*Directions for this task*:
For the entries that follow, state how many lines include the word "ChatGPT", giving the number and nothing else.

*Dataset records*:
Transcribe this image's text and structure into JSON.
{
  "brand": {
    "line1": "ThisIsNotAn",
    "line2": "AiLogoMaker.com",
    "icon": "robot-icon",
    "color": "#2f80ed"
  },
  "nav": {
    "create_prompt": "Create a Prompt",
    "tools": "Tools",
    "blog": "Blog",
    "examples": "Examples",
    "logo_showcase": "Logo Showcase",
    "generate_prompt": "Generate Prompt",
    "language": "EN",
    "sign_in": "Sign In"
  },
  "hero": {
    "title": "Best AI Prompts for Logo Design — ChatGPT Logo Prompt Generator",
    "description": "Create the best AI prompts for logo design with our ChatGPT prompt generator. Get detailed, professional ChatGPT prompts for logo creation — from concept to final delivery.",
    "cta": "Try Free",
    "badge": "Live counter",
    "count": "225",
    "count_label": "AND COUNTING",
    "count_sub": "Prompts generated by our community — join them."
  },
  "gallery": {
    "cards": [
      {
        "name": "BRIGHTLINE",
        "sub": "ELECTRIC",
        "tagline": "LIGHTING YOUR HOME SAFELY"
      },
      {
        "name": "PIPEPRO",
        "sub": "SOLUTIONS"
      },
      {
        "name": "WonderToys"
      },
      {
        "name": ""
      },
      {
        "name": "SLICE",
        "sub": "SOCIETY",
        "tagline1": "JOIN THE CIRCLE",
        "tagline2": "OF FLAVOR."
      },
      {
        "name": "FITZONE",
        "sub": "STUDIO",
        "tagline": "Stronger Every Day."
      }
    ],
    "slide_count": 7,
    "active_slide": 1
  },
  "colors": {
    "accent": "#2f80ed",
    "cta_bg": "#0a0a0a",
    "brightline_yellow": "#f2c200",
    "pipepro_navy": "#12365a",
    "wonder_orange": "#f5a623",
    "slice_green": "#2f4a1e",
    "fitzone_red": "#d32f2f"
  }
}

*Expected answer*:
2